The recent investigation follows a similar project carried out by CAPS ten years previously which culminated in the production of the summary report, Suffering Deep Down, in addition to the full study report entitled ‘Aquatic Zoos: A critical study of UK public aquaria‘. The 2004 study considered a number of different aquariums, not just those operated by Merlin under the Sea Life brand.
This website seeks to publicise the findings of both the 2014 reports and the 2004 investigation in order that the information is made widely available for those with an interest in, or concerns for, those animals held captive in aquariums. Whilst the 2014 study focused on one particular public aquarium brand, the findings in many cases are applicable to the wider industry and this site incorporates discussion surrounding aquariums other than those operating in the UK or under the Sea Life mantel.
As it stands, aquatic animals (perhaps with the exception of cetaceans) held captive in zoos and aquariums are largely overlooked in wider campaigns on the zoo industry. We hope that, by making this information widely available to the public, we will trigger an interest and concern for these oft-forgotten animals who, we believe, are as deserving of our concern as any other sentient individual.
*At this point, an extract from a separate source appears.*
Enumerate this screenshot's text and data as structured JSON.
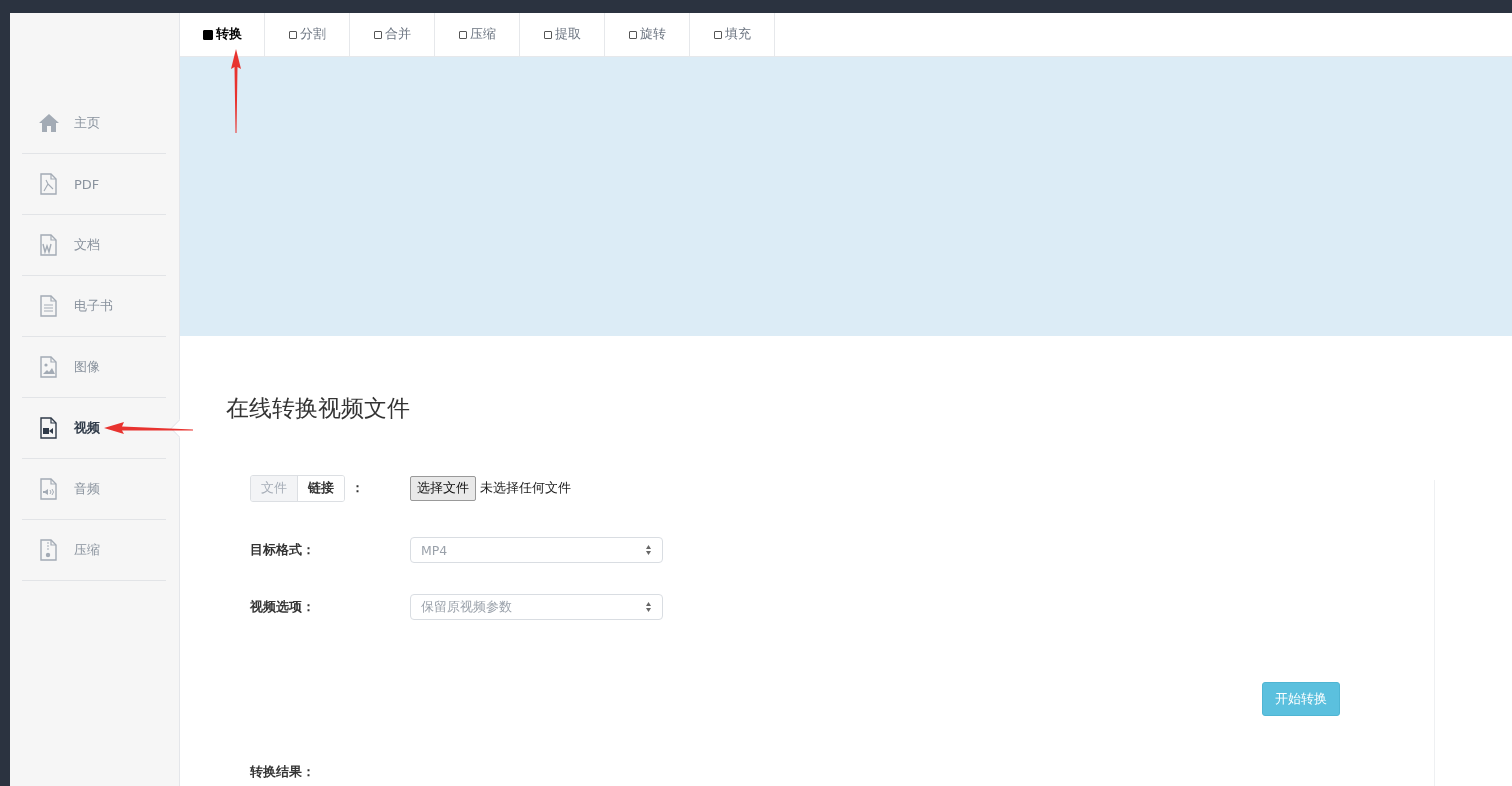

The Captive Animals’ Protection Society (CAPS)
Founded in 1957, the Captive Animals’ Protection Society (CAPS) is one of the UK’s longest-running charities working to protect animals.
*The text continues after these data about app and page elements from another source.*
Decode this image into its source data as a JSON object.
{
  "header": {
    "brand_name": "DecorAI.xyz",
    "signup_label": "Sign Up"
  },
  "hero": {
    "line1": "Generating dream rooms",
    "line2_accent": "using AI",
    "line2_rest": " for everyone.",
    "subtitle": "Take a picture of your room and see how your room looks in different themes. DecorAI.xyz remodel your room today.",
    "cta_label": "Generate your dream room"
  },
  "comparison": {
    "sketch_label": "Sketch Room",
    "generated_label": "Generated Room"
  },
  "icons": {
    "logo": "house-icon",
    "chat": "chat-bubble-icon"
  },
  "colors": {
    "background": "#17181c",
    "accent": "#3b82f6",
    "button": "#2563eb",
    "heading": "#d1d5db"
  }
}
Through a combination of undercover investigations, research, campaigns, political lobbying and education, our work for animals focuses predominantly on issues affecting those individuals held captive in circuses and zoos, as well as those used in the television and film industry and the exotic pet trade.
Working for a world without cages, we encourages a more compassionate attitude and relationship between humans and other animals.